“The neat thing about having customers worldwide is that you see the trends in the market — and at this point,” Bouchard says, “everybody is going in the same direction.”
Some carriers have in the past expressed reservations about the idea of switching traffic from high-margin cellular networks on which they can continue to charge steep per-minute rates, to Wi-Fi for which they cannot justify such high prices. But Bouchard says they now realize they won’t have a choice. Customers will demand Wi-Fi.
“Obviously [the carriers] don’t want to give minutes away to Boingo or somebody like that,” he says. “So they will build [indoor networks] with both Wi-Fi and 3G, and there will be some operators where the dual-mode phones will automatically find the cheapest route.”
Bouchard spent 15 years working for Bell Mobility and Telus before forming iBwave. He was surprised himself at the change in thinking among carriers on the subject of cellular-Wi-Fi convergence. A recent conversation with the chief technology officer at one of his former employers left him in no doubt, though, that it had changed.
“He told me, ‘We don’t care what medium we use. We’ll have 800 [MHz for iDen], 1900 CDMA, Wi-Fi – pretty much every medium,’” Bouchard says. “They’ll transfer either the call or the data connection to the best network or the cheapest network. For them, the goal is to make sure they capture the traffic so they can keep their customer. They want to sell a global access package. And they don’t want or need to tell people on which platform the call is going to be carried.”
A side benefit of off-loading in-building traffic on to Wi-Fi is that it conserves capacity in the wide area network, Bouchard points out.
Adding Wi-Fi into the design mix is relatively simple with RF-vu, and will be simpler still with the new products coming in October, Bouchard says. Wi-Fi network design is typically simpler than designing in-building cellular networks, anyway. “I would say for Wi-Fi, because it’s less complicated, you can [generate designs] in maybe 30 minutes for a very large building, with all the reports and all the costs,” he says.
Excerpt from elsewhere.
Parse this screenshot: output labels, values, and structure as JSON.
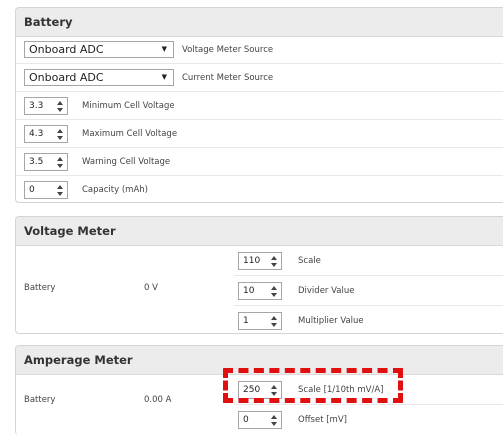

The value proposition for RF-vu is partly the time savings and ease of design provided by all the automated coverage and interference prediction features. The other part of it is the documents the program outputs. “Documentation for in-building projects is a big problem when you’re using all different software tools,” Bouchard says. RF-vu keeps all the documents related to a project in one easily accessible database – and the documents it can output cover a wide range.
“We can send plans to the building owner for approval, or to a company to get bid on installation, or to the installers to use when they’re installing,” he says. “We’re trying to provide a complete package for the whole value chain.”
There are Wi-Fi-specific coverage prediction tools available from other vendors, but nobody else has such a comprehensive set of features for designing multi-technology in-building networks incorporating Wi-Fi, Bouchard says.
The current product provides some Wi-Fi features, but does not incorporate coverage prediction for 802.11a networks. The new product will provide 11a features. It will also incorporate a more powerful prediction engine from Red-M, a UK-based company with which iBwave is now partnering.
What’s clear from all this is that Wi-Fi, as Bouchard notes, is entering a new stage in its evolution. The era when individual businesses in multi-tenant buildings could design and build their own networks – often with little regard for how they might interact and interfere with other RF in the same building – is probably over.
To ensure the kind of carrier-grade quality cellular operators and building owners are increasingly demanding will require much more exacting and structured design standards. iBwave is all for that.